-- EXTRACTED RECORDS follows --

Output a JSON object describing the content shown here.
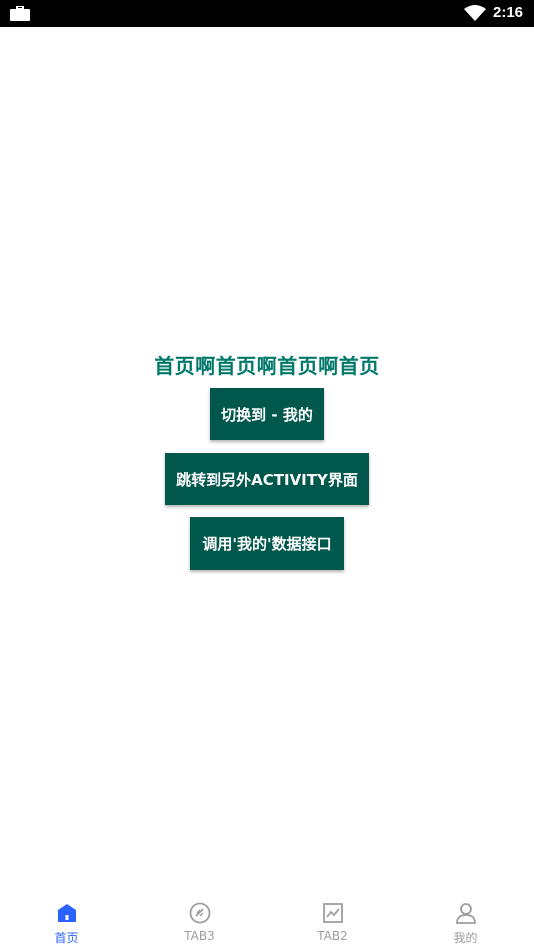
{
  "status_bar": {
    "time": "2:16",
    "left_icon": "briefcase-icon",
    "right_icon": "wifi-icon"
  },
  "main": {
    "headline": "首页啊首页啊首页啊首页",
    "buttons": {
      "switch_to_mine": "切换到 - 我的",
      "jump_activity": "跳转到另外ACTIVITY界面",
      "call_mine_api": "调用'我的'数据接口"
    },
    "headline_color": "#00796b",
    "button_color": "#00574b"
  },
  "bottom_nav": {
    "active_color": "#2962ff",
    "inactive_color": "#9e9e9e",
    "items": [
      {
        "label": "首页",
        "icon": "home-icon",
        "active": true
      },
      {
        "label": "TAB3",
        "icon": "compass-icon",
        "active": false
      },
      {
        "label": "TAB2",
        "icon": "chart-icon",
        "active": false
      },
      {
        "label": "我的",
        "icon": "person-icon",
        "active": false
      }
    ]
  }
}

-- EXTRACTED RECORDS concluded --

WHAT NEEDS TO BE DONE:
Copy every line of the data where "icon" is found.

RESULT FOR THIS TASK:
    "left_icon": "briefcase-icon",
    "right_icon": "wifi-icon"
        "icon": "home-icon",
        "icon": "compass-icon",
        "icon": "chart-icon",
        "icon": "person-icon",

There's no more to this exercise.